Scott Sheppard discovered an asteroid that orbits the Sun in just 113 days—the shortest known orbital period for an asteroid and the second shortest for any object in our Solar System after Mercury. He discovered the asteroid by looking at evening twilight images taken by Brown University’s Ian Dell'Antonio and Shenming Fu.
The newfound asteroid, called 2021 PH27, is about 1 kilometer in size and is on an unstable orbit that crosses that of Mercury and Venus. This means that within a few million years it will likely be destroyed in a collision with one of these planets or the Sun, or it will be ejected from its current position.
A team of astronomers including Scott Sheppard again discovered the most distant object ever observed in our Solar System. The object is officially named 2018 AG37 but is nicknamed Farfarout for just how far away from the Sun it is orbiting—about 132 AU, where 1 AU is the distance between the Earth and Sun. At that distance, it takes an entire millennium to orbit the Sun.
Sheppard and his colleagues David Tholen (University of Hawaii) and Chad Trujillo (Northern Arizona University) have been surveying the sky since 2012 to map the Solar System beyond Pluto. FarFarOut joins a set of these planetoid discoveries—including the previous record holder, FarOut (2018 VG18) at 124 AU that was discovered by the same team.
However, the team is still on the hunt for “Planet X”—a much larger planet that could be orbiting somewhere just beyond Farfarout.
In the spring of 2017, a team led by Carnegie’s Scott S. Sheppard discovered twelve new moons orbiting Jupiter. This brought Jupiter’s total number of known moons to a whopping 79.
The team first spotted the moons while they were looking for very distant Solar System objects as part of the hunt for a possible massive planet far beyond Pluto.
“Jupiter just happened to be in the sky near the search fields where we were looking for extremely distant Solar System objects, so we were serendipitously able to look for new moons around Jupiter while at the same time looking for planets at the fringes of our Solar System,” said Sheppard.
The known Solar System can be divided into three parts: the rocky planets like Earth, which are close to the Sun; the gas giant planets, which are further out; and the frozen objects of the Kuiper belt, which lie just beyond Neptune's orbit. Beyond this, there appears to be an edge to the Solar System where only one object, Sedna, was known to exist. In2014, Scott Sheppard and Chad Trujillo (Gemini Observatory) reported the discovery of a second object, dwarf planet 2012 VP113, found beyond this edge.
The new discovery opened up the fourth domain of the Solar System and suggested massive unknown planet orbits in this region. 2012 VP113 is the provisional designation of the object.
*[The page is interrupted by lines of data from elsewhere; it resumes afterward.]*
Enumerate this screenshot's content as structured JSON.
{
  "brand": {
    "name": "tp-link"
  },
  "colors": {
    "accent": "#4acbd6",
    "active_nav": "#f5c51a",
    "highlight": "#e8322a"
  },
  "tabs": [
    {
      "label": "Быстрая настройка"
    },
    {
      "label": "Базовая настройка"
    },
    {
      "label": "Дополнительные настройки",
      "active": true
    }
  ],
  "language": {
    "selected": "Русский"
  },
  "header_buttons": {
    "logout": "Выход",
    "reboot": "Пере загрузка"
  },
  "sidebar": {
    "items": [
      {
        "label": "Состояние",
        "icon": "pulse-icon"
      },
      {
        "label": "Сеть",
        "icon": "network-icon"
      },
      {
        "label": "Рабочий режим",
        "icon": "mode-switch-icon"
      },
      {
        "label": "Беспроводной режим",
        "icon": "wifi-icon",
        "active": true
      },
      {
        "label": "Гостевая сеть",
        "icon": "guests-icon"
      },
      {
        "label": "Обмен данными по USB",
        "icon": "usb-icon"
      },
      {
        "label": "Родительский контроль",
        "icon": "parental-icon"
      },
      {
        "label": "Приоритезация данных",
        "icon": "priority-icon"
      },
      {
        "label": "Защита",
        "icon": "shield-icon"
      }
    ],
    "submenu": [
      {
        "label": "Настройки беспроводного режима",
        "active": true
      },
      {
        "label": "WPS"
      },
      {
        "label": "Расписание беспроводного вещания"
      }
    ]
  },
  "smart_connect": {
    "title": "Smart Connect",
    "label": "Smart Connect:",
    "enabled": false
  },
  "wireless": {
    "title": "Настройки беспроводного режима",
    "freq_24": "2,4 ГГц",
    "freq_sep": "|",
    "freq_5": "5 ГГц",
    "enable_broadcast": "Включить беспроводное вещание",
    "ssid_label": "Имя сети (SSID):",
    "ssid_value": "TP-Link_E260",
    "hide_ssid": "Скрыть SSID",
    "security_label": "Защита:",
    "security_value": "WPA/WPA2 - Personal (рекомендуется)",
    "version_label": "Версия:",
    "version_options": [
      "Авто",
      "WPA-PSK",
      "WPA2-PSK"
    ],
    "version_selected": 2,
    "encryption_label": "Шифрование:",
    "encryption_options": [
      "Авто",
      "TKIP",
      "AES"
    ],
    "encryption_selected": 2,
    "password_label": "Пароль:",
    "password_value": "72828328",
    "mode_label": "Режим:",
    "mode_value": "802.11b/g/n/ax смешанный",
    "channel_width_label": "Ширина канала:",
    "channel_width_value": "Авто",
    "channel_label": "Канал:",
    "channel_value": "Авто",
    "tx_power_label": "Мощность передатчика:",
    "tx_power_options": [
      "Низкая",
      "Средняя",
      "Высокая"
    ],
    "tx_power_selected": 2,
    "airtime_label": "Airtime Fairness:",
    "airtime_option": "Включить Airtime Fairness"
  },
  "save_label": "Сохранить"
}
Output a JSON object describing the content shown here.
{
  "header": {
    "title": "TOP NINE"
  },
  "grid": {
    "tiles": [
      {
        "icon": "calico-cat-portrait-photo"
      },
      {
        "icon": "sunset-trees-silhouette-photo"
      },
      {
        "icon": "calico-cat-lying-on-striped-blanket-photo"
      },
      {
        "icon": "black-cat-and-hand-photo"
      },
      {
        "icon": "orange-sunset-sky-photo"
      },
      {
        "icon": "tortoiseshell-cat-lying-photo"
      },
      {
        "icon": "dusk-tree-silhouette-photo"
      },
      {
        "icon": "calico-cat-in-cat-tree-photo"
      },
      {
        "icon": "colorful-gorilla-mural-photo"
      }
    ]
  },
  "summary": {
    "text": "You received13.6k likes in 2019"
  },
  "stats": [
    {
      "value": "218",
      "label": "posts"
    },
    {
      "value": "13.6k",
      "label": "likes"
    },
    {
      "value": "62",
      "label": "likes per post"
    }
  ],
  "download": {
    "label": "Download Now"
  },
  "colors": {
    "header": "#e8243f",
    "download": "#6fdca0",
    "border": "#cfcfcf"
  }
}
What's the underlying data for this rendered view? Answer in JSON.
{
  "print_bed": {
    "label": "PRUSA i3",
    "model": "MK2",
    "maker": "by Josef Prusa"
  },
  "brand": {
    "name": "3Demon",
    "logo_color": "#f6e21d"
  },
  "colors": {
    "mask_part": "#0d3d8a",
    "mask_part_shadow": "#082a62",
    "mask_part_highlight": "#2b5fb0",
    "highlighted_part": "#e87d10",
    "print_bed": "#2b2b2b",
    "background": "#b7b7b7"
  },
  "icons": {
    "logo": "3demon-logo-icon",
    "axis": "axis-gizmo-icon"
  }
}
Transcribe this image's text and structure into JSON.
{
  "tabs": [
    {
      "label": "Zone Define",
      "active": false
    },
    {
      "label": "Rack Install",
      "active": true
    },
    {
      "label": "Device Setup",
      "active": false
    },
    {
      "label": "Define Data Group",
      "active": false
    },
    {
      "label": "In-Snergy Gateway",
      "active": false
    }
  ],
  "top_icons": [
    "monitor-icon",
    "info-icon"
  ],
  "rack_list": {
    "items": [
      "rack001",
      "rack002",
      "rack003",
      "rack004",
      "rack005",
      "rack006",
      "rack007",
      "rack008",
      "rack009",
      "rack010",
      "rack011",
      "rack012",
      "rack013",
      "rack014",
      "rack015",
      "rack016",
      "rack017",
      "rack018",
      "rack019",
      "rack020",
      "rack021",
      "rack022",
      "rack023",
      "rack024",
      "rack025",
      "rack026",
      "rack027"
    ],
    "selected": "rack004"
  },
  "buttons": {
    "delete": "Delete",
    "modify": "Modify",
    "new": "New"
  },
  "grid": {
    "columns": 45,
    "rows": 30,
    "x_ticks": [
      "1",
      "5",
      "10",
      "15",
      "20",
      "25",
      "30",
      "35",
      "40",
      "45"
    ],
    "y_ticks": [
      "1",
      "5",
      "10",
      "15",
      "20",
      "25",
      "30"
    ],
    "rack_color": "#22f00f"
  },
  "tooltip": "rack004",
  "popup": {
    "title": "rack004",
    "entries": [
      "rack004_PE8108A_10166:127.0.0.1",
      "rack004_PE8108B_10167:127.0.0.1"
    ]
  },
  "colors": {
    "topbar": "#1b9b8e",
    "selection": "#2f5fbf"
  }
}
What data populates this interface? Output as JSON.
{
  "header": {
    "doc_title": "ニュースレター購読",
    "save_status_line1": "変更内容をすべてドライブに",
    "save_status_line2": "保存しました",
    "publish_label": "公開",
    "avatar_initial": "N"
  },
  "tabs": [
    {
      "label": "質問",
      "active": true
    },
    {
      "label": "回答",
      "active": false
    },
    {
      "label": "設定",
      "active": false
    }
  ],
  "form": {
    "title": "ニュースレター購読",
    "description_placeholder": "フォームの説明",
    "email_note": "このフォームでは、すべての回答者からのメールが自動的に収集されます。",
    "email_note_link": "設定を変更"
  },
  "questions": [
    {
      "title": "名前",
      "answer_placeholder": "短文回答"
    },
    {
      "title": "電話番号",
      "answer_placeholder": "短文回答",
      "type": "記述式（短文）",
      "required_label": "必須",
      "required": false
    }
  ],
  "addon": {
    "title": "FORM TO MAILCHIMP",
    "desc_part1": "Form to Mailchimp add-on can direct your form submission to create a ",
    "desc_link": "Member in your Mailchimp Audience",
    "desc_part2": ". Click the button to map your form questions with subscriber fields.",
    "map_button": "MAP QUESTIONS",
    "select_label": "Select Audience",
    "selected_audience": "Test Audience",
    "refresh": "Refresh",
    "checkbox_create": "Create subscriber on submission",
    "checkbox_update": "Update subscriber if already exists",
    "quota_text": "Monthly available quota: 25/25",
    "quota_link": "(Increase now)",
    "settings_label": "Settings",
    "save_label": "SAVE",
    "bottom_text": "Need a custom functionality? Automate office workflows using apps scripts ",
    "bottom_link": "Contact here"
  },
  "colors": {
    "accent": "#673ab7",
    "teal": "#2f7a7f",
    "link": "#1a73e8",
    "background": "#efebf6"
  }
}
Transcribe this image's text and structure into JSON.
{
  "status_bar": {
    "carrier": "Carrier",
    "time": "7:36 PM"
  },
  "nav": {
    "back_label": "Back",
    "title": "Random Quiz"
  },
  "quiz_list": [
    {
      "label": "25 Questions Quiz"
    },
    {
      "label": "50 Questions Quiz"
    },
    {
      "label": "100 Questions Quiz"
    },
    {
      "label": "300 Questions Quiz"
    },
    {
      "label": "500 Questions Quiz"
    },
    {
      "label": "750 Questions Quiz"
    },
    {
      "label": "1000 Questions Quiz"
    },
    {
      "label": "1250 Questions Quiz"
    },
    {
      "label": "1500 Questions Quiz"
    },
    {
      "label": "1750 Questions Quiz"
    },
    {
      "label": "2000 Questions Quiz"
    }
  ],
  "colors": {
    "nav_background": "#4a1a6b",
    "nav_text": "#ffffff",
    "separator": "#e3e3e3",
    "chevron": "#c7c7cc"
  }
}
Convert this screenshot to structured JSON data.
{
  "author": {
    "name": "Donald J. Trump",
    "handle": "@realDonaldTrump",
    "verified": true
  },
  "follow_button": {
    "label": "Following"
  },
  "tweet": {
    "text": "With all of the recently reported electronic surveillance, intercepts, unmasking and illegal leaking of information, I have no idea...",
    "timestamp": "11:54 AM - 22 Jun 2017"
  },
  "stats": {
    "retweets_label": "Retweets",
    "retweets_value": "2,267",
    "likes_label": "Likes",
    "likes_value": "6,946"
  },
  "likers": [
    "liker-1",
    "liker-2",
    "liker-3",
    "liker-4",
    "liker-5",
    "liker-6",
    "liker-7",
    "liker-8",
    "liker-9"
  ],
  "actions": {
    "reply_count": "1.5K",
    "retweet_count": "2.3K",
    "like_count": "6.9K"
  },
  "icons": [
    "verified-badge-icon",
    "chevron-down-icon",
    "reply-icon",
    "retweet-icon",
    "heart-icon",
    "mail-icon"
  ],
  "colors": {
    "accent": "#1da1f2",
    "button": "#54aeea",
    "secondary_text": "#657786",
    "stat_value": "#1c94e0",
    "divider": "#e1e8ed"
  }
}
Sheppard and Trujillo used the new Dark Energy Camera (DECam) on the NOAO 4-meter telescope in Chile for discovery. DECam has the largest field-of-view of any 4 meter or larger telescope, giving it unprecedented ability to search large areas of sky for faint objects. The Magellan 6.5 meter telescope was used to determine the orbit of 2012 VP113 and obtain detailed information about its surface properties.
From the amount of sky area searched, Sheppard and Trujillo determine that about 900 objects with orbits like Sedna and 2012 VP113 are out there with sizes larger than 1000 km and that the total population of the inner Oort cloud is likely bigger than the Kuiper Belt and main asteroid belt.
Media & Video
Beyond Pluto: The Hunt for a Massive Planet X - Dr. Scott Sheppard
Carnegie Neighborhood Lecture Series Presents Scott Sheppard "Beyond Pluto: The Hunt for Planet X"
Five Questions About Jupiter's New Moons
The Goblin 101: New Dwarf Planet 2015 TG387